Not a world I made, but I can live in it.
The recent Saul Alinsky thread prompted me to actually read “Rules for Radicals,” because it occurred
to me that most of us were either criticizing or defending it, without ever having
actually read it. I thought I could
just skim it and get the gist of it, because I thought I knew what it was going
to say, based on carefully watching 8 years of the Obama presidency. Wrong.
I ended up reading the whole thing – no small chore for an old fart with traditional conservative upbringing. My conclusion is that Alinski really wasn’t an ideologue. I think he was just an anti-establishment type of guy, very smart, and very ‘well read,’ whose life was steered leftward by his work with communists, who were fomenting their revolutionary aims through the unions and the civil rights movement. Back in those days, when he was young and impressionable, he was seeing a lot that he approved of, and maybe even more that he didn’t approve of – not particularly for moral reasons, but for their ineffectiveness in obtaining the power needed to achieve their aims. Possibly, his friendship with Frank Nitti (if true), of Chicago and Al Capone notoriety, helped him see the flaws in violence, as a political tool.
I mistakenly assumed that Alinski was a communist, because I
perceived that the behavior of the Democrat Party mirrored the Communist Party
of America behavior, from the ‘20’s or ‘30’s through at least the Viet Nam era.
I still mostly believe that about the Democrat Party, at least for the last 20
years or so, but I now think I
understand Saul Alinski much better.

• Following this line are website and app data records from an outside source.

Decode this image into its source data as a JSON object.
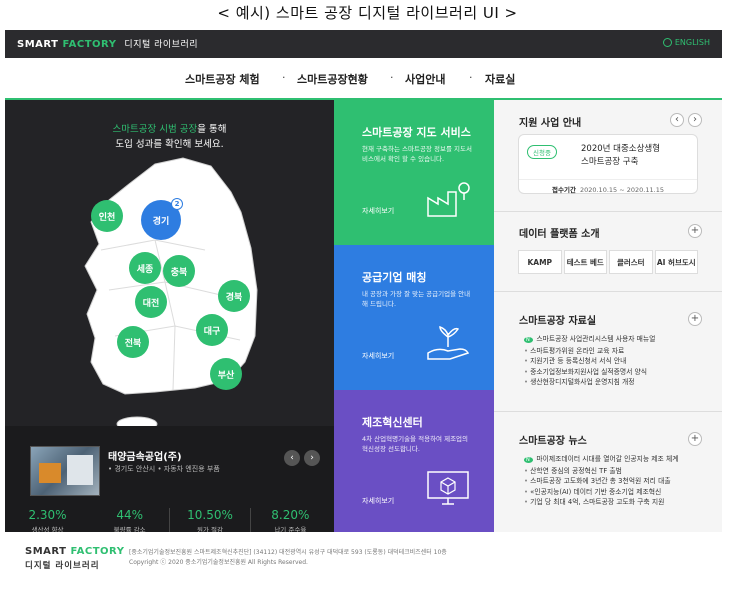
{
  "caption": "< 예시) 스마트 공장 디지털 라이브러리 UI >",
  "topbar": {
    "logo_smart": "SMART",
    "logo_factory": "FACTORY",
    "logo_sub": "디지털 라이브러리",
    "lang": "ENGLISH"
  },
  "nav": {
    "items": [
      "스마트공장 체험",
      "스마트공장현황",
      "사업안내",
      "자료실"
    ],
    "separator": "·"
  },
  "map": {
    "title_highlight": "스마트공장 시범 공장",
    "title_rest": "을 통해",
    "title_line2": "도입 성과를 확인해 보세요.",
    "regions": [
      "인천",
      "경기",
      "세종",
      "충북",
      "대전",
      "경북",
      "전북",
      "대구",
      "부산"
    ],
    "gyeonggi_badge": "2"
  },
  "company": {
    "name": "태양금속공업(주)",
    "tags": "• 경기도 안산시   • 자동차 엔진용 부품",
    "prev_arrow": "‹",
    "next_arrow": "›",
    "stats": [
      {
        "value": "2.30%",
        "label": "생산성 향상"
      },
      {
        "value": "44%",
        "label": "불량률 감소"
      },
      {
        "value": "10.50%",
        "label": "원가 절감"
      },
      {
        "value": "8.20%",
        "label": "납기 준수율"
      }
    ]
  },
  "cards": [
    {
      "title": "스마트공장 지도 서비스",
      "desc": "현재 구축하는 스마트공장 정보를 지도서비스에서 확인 할 수 있습니다.",
      "more": "자세히보기",
      "color": "#2fbf71",
      "icon": "factory-location-icon"
    },
    {
      "title": "공급기업 매칭",
      "desc": "내 공장과 가장 잘 맞는 공급기업을 안내해 드립니다.",
      "more": "자세히보기",
      "color": "#2e7de1",
      "icon": "hand-plant-icon"
    },
    {
      "title": "제조혁신센터",
      "desc": "4차 산업혁명기술을 적용하여 제조업의 혁신성장 선도합니다.",
      "more": "자세히보기",
      "color": "#6a4fc4",
      "icon": "monitor-cube-icon"
    }
  ],
  "support": {
    "title": "지원 사업 안내",
    "prev_arrow": "‹",
    "next_arrow": "›",
    "badge": "신청중",
    "name_line1": "2020년 대중소상생형",
    "name_line2": "스마트공장 구축",
    "period_label": "접수기간",
    "period": "2020.10.15 ~ 2020.11.15"
  },
  "platform": {
    "title": "데이터 플랫폼 소개",
    "plus": "+",
    "items": [
      "KAMP",
      "테스트 베드",
      "클러스터",
      "AI 허브도시"
    ]
  },
  "library": {
    "title": "스마트공장 자료실",
    "plus": "+",
    "items": [
      "스마트공장 사업관리시스템 사용자 매뉴얼",
      "스마트평가위원 온라인 교육 자료",
      "지원기관 등 등록신청서 서식 안내",
      "중소기업정보화지원사업 실적증명서 양식",
      "생산현장디지털화사업 운영지침 개정"
    ]
  },
  "news": {
    "title": "스마트공장 뉴스",
    "plus": "+",
    "items": [
      "마이제조데이터 시대를 열어갈 인공지능 제조 체계",
      "산학연 중심의 공정혁신 TF 출범",
      "스마트공장 고도화에 3년간 총 3천억원 저리 대출",
      "«인공지능(AI) 데이터 기반 중소기업 제조혁신",
      "기업 당 최대 4억, 스마트공장 고도화 구축 지원"
    ]
  },
  "footer": {
    "logo_smart": "SMART",
    "logo_factory": "FACTORY",
    "logo_sub": "디지털 라이브러리",
    "info_line1": "[중소기업기술정보진흥원 스마트제조혁신추진단] (34112) 대전광역시 유성구 대덕대로 593 (도룡동) 대덕테크비즈센터 10층",
    "info_line2": "Copyright ⓒ 2020 중소기업기술정보진흥원 All Rights Reserved."
  }
}
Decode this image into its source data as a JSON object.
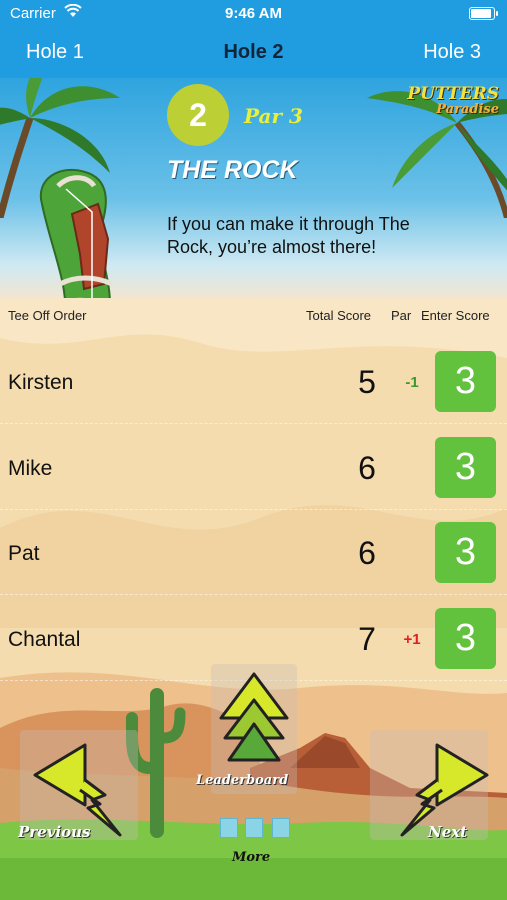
{
  "status": {
    "carrier": "Carrier",
    "time": "9:46 AM"
  },
  "nav": {
    "prev_hole": "Hole 1",
    "current_hole": "Hole 2",
    "next_hole": "Hole 3"
  },
  "hole": {
    "number": "2",
    "par": "Par 3",
    "name": "THE ROCK",
    "description": "If you can make it through The Rock, you’re almost there!"
  },
  "logo": {
    "line1": "PUTTERS",
    "line2": "Paradise"
  },
  "table": {
    "col_order": "Tee Off Order",
    "col_total": "Total Score",
    "col_par": "Par",
    "col_enter": "Enter Score"
  },
  "players": [
    {
      "name": "Kirsten",
      "total": "5",
      "par_diff": "-1",
      "par_color": "#3a9a2a",
      "score": "3"
    },
    {
      "name": "Mike",
      "total": "6",
      "par_diff": "",
      "par_color": "#3a9a2a",
      "score": "3"
    },
    {
      "name": "Pat",
      "total": "6",
      "par_diff": "",
      "par_color": "#3a9a2a",
      "score": "3"
    },
    {
      "name": "Chantal",
      "total": "7",
      "par_diff": "+1",
      "par_color": "#e02020",
      "score": "3"
    }
  ],
  "bottom": {
    "previous": "Previous",
    "next": "Next",
    "leaderboard": "Leaderboard",
    "more": "More"
  },
  "colors": {
    "nav": "#1f9de0",
    "score_button": "#62c23d",
    "hole_badge": "#bccf35",
    "arrow": "#d7e82a"
  }
}
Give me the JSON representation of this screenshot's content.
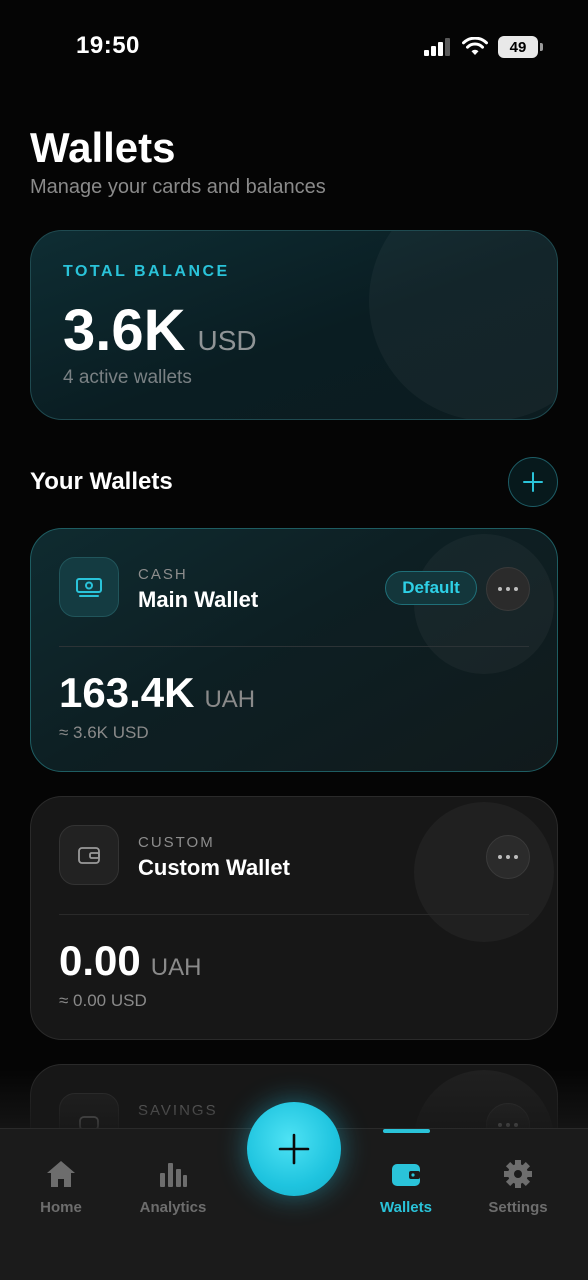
{
  "status_bar": {
    "time": "19:50",
    "battery": "49"
  },
  "header": {
    "title": "Wallets",
    "subtitle": "Manage your cards and balances"
  },
  "total_balance": {
    "label": "TOTAL BALANCE",
    "amount": "3.6K",
    "currency": "USD",
    "subtitle": "4 active wallets"
  },
  "wallets_section": {
    "title": "Your Wallets"
  },
  "wallets": [
    {
      "type": "CASH",
      "name": "Main Wallet",
      "badge": "Default",
      "amount": "163.4K",
      "currency": "UAH",
      "converted": "≈ 3.6K USD",
      "icon": "cash-icon",
      "accent": "#2ac3d9"
    },
    {
      "type": "CUSTOM",
      "name": "Custom Wallet",
      "amount": "0.00",
      "currency": "UAH",
      "converted": "≈ 0.00 USD",
      "icon": "wallet-icon"
    },
    {
      "type": "SAVINGS",
      "icon": "savings-icon"
    }
  ],
  "tab_bar": {
    "items": [
      {
        "label": "Home",
        "icon": "home-icon"
      },
      {
        "label": "Analytics",
        "icon": "bar-chart-icon"
      },
      {
        "label": "Wallets",
        "icon": "wallet-icon",
        "active": true
      },
      {
        "label": "Settings",
        "icon": "gear-icon"
      }
    ],
    "fab_icon": "plus-icon"
  },
  "colors": {
    "accent": "#2ac3d9",
    "background": "#050505",
    "card": "#171717"
  }
}
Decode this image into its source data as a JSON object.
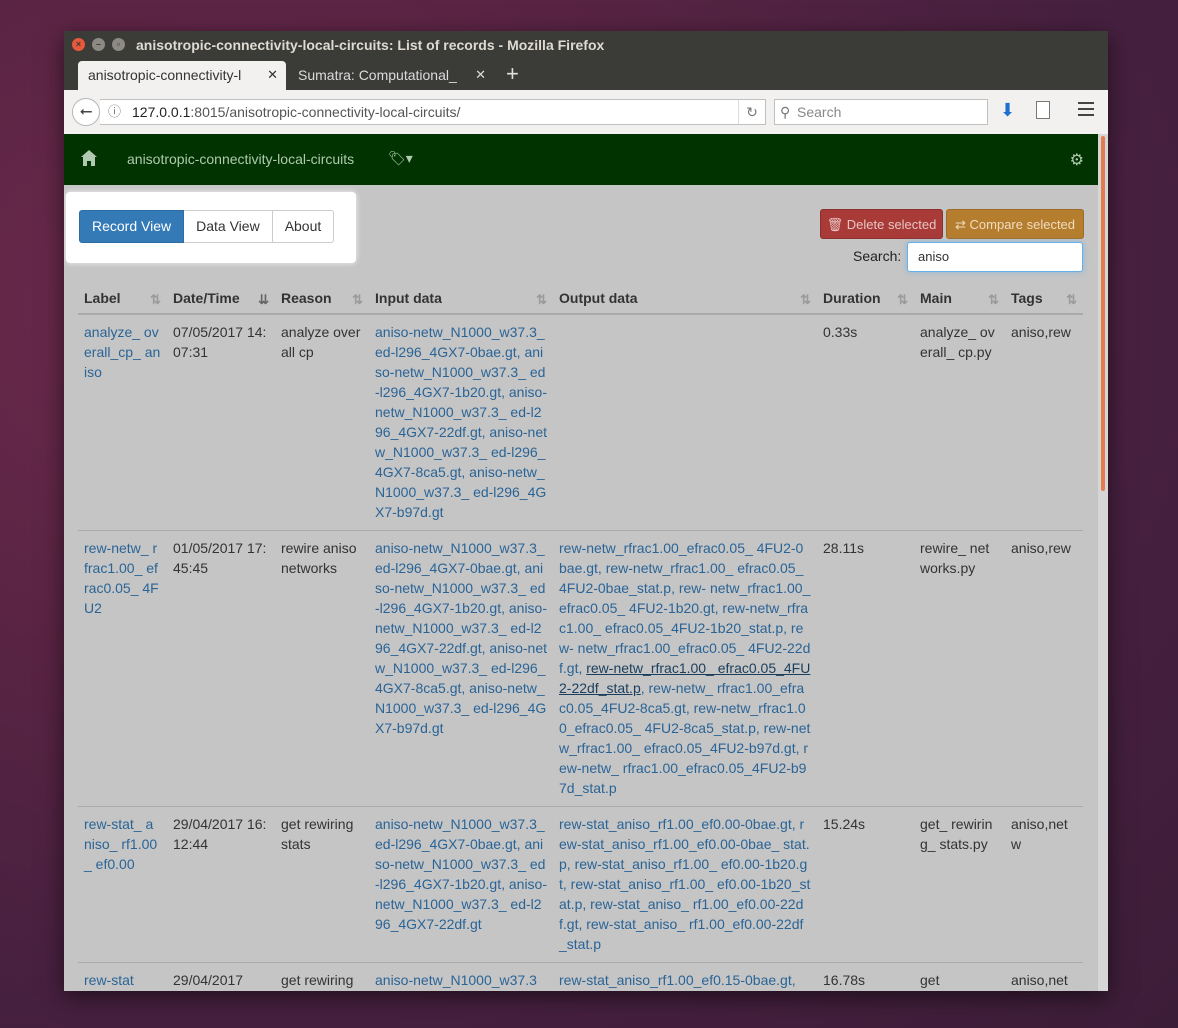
{
  "window": {
    "title": "anisotropic-connectivity-local-circuits: List of records - Mozilla Firefox"
  },
  "tabs": [
    {
      "label": "anisotropic-connectivity-l"
    },
    {
      "label": "Sumatra: Computational_"
    }
  ],
  "browser": {
    "url_host": "127.0.0.1",
    "url_rest": ":8015/anisotropic-connectivity-local-circuits/",
    "search_placeholder": "Search"
  },
  "app": {
    "project": "anisotropic-connectivity-local-circuits",
    "views": [
      "Record View",
      "Data View",
      "About"
    ],
    "delete_label": "Delete selected",
    "compare_label": "Compare selected",
    "search_label": "Search:",
    "search_value": "aniso",
    "accent": "#337ab7",
    "nav_color": "#003300"
  },
  "table": {
    "headers": [
      "Label",
      "Date/Time",
      "Reason",
      "Input data",
      "Output data",
      "Duration",
      "Main",
      "Tags"
    ],
    "rows": [
      {
        "label": "analyze_ overall_cp_ aniso",
        "datetime": "07/05/2017 14:07:31",
        "reason": "analyze overall cp",
        "input": "aniso-netw_N1000_w37.3_ ed-l296_4GX7-0bae.gt, aniso-netw_N1000_w37.3_ ed-l296_4GX7-1b20.gt, aniso-netw_N1000_w37.3_ ed-l296_4GX7-22df.gt, aniso-netw_N1000_w37.3_ ed-l296_4GX7-8ca5.gt, aniso-netw_N1000_w37.3_ ed-l296_4GX7-b97d.gt",
        "output": "",
        "duration": "0.33s",
        "main": "analyze_ overall_ cp.py",
        "tags": "aniso,rew"
      },
      {
        "label": "rew-netw_ rfrac1.00_ efrac0.05_ 4FU2",
        "datetime": "01/05/2017 17:45:45",
        "reason": "rewire aniso networks",
        "input": "aniso-netw_N1000_w37.3_ ed-l296_4GX7-0bae.gt, aniso-netw_N1000_w37.3_ ed-l296_4GX7-1b20.gt, aniso-netw_N1000_w37.3_ ed-l296_4GX7-22df.gt, aniso-netw_N1000_w37.3_ ed-l296_4GX7-8ca5.gt, aniso-netw_N1000_w37.3_ ed-l296_4GX7-b97d.gt",
        "output_a": "rew-netw_rfrac1.00_efrac0.05_ 4FU2-0bae.gt, rew-netw_rfrac1.00_ efrac0.05_4FU2-0bae_stat.p, rew- netw_rfrac1.00_efrac0.05_ 4FU2-1b20.gt, rew-netw_rfrac1.00_ efrac0.05_4FU2-1b20_stat.p, rew- netw_rfrac1.00_efrac0.05_ 4FU2-22df.gt, ",
        "output_u": "rew-netw_rfrac1.00_ efrac0.05_4FU2-22df_stat.p",
        "output_b": ", rew-netw_ rfrac1.00_efrac0.05_4FU2-8ca5.gt, rew-netw_rfrac1.00_efrac0.05_ 4FU2-8ca5_stat.p, rew-netw_rfrac1.00_ efrac0.05_4FU2-b97d.gt, rew-netw_ rfrac1.00_efrac0.05_4FU2-b97d_stat.p",
        "duration": "28.11s",
        "main": "rewire_ networks.py",
        "tags": "aniso,rew"
      },
      {
        "label": "rew-stat_ aniso_ rf1.00_ ef0.00",
        "datetime": "29/04/2017 16:12:44",
        "reason": "get rewiring stats",
        "input": "aniso-netw_N1000_w37.3_ ed-l296_4GX7-0bae.gt, aniso-netw_N1000_w37.3_ ed-l296_4GX7-1b20.gt, aniso-netw_N1000_w37.3_ ed-l296_4GX7-22df.gt",
        "output": "rew-stat_aniso_rf1.00_ef0.00-0bae.gt, rew-stat_aniso_rf1.00_ef0.00-0bae_ stat.p, rew-stat_aniso_rf1.00_ ef0.00-1b20.gt, rew-stat_aniso_rf1.00_ ef0.00-1b20_stat.p, rew-stat_aniso_ rf1.00_ef0.00-22df.gt, rew-stat_aniso_ rf1.00_ef0.00-22df_stat.p",
        "duration": "15.24s",
        "main": "get_ rewiring_ stats.py",
        "tags": "aniso,netw"
      },
      {
        "label": "rew-stat",
        "datetime": "29/04/2017",
        "reason": "get rewiring",
        "input": "aniso-netw_N1000_w37.3",
        "output": "rew-stat_aniso_rf1.00_ef0.15-0bae.gt,",
        "duration": "16.78s",
        "main": "get",
        "tags": "aniso,netw"
      }
    ]
  }
}
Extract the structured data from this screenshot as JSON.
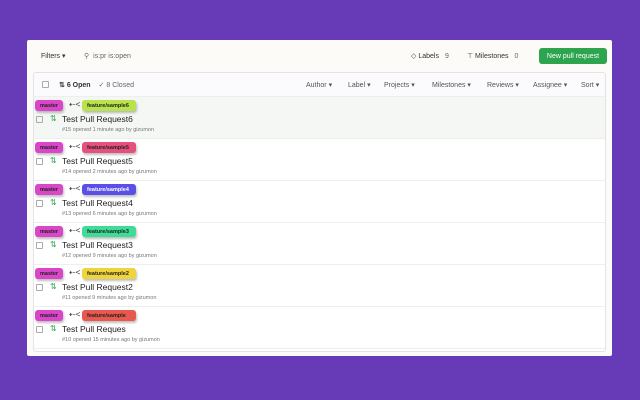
{
  "toolbar": {
    "filters": "Filters ▾",
    "search_value": "is:pr is:open",
    "labels": "Labels",
    "labels_count": "9",
    "milestones": "Milestones",
    "milestones_count": "0",
    "new_pr": "New pull request"
  },
  "list_header": {
    "open": "6 Open",
    "closed": "✓ 8 Closed",
    "filters": [
      "Author ▾",
      "Label ▾",
      "Projects ▾",
      "Milestones ▾",
      "Reviews ▾",
      "Assignee ▾",
      "Sort ▾"
    ]
  },
  "prs": [
    {
      "base": "master",
      "head": "feature/sample6",
      "head_color": "#b8e34a",
      "head_text": "#222",
      "title": "Test Pull Request6",
      "meta": "#15 opened 1 minute ago by gizumon"
    },
    {
      "base": "master",
      "head": "feature/sample5",
      "head_color": "#e6507c",
      "head_text": "#222",
      "title": "Test Pull Request5",
      "meta": "#14 opened 2 minutes ago by gizumon"
    },
    {
      "base": "master",
      "head": "feature/sample4",
      "head_color": "#5a50e8",
      "head_text": "#fff",
      "title": "Test Pull Request4",
      "meta": "#13 opened 6 minutes ago by gizumon"
    },
    {
      "base": "master",
      "head": "feature/sample3",
      "head_color": "#3fdc98",
      "head_text": "#222",
      "title": "Test Pull Request3",
      "meta": "#12 opened 9 minutes ago by gizumon"
    },
    {
      "base": "master",
      "head": "feature/sample2",
      "head_color": "#f0d43c",
      "head_text": "#222",
      "title": "Test Pull Request2",
      "meta": "#11 opened 9 minutes ago by gizumon"
    },
    {
      "base": "master",
      "head": "feature/sample",
      "head_color": "#e8584f",
      "head_text": "#222",
      "title": "Test Pull Reques",
      "meta": "#10 opened 15 minutes ago by gizumon"
    }
  ]
}
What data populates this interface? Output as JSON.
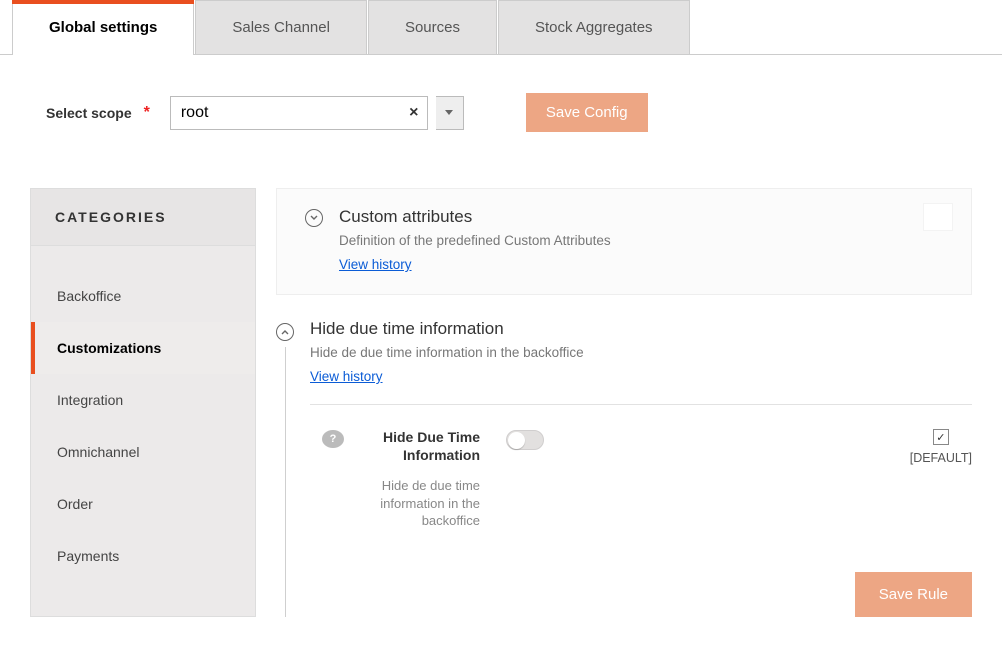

I still don’t agree with his philosophical
conclusions, but I cannot deny that he knew how to manipulate the
establishment, and that the civil rights unrest of his era provided a good
testing ground for his ideas.
Alinski theorized that creating chaos in the enemy ranks was the way to beat them, because it caused them to make mistakes that could be exploited successfully by a smart tactician, who could seize the opportunity to make it hurt for them to enforce their own rules. He admired the communists for their dedication to that idea. It really didn’t matter much to him if the establishment (in business management, or politics) kept their rules, to their own detriment, or ignored them when the chips were down – he could exploit either. He won several political and social victories, in such a way, for whatever movement he represented at the time, initially for unions, and later for civil rights movements. Rationalizing, after the fact, about the original intent of the protests made him look even more brilliant, and helped him with recruitment. He was very smart, and part of his effectiveness came from the fact that he was not embarrassed or angered by personal attacks on his own character.
What the Democrat party leaders did not take into account (at first) was that victory (by whatever methods) would turn them into the establishment, subject to being manipulated in the same way. Once they figured it out, the only way they could avoid losing that power in the same way, was by making laws that they could either enforce, or ignore, depending upon political considerations. Such hypocritical behavior required that they either convert or chase off the idealists within the party, in order to enable a more authoritarian government, one that could get away with the corruption needed to maintain power, including the radicalization of a media that was increasingly being indoctrinated towards left-wing politics.
Now, the right can employ the parts of Saul Alinski’s
tactics that were the most effective: Make
them follow their own rules, or concede that they are hypocrites. The level of chaos generated by
Democrat Party divisions and hypocrisies, along with a Donald Trump presidency,
are creating the ‘perfect storm’ for removing some of their worst offenders
from power. All that the Republicans need to restore a semi-functional
government is the guts to follow Trump’s lead, in exacting just the right
amount of retribution to embarrass them for four to six years – just long
enough to restore lost freedoms to the middle class. Middle class freedom is the key to any successful capitalistic system, and is the real political battle being waged, right now.
I do not like these new rules, and I am not crazy about the politicians that have to do it, but it needs doing, and these are the people we have to do it with. The leftist Democrats succeeded in letting a lot of toothpaste out of the tube that cannot be put back in, and now it is time for the right-of-center Republicans to step in and reconcile it to an American way of life that resembles freedom. Maybe Trump can keep his cheese on the cracker for long enough to establish a new status quo that will allow the American experiment to flourish...until the left gets a plan to start rolling it back, again.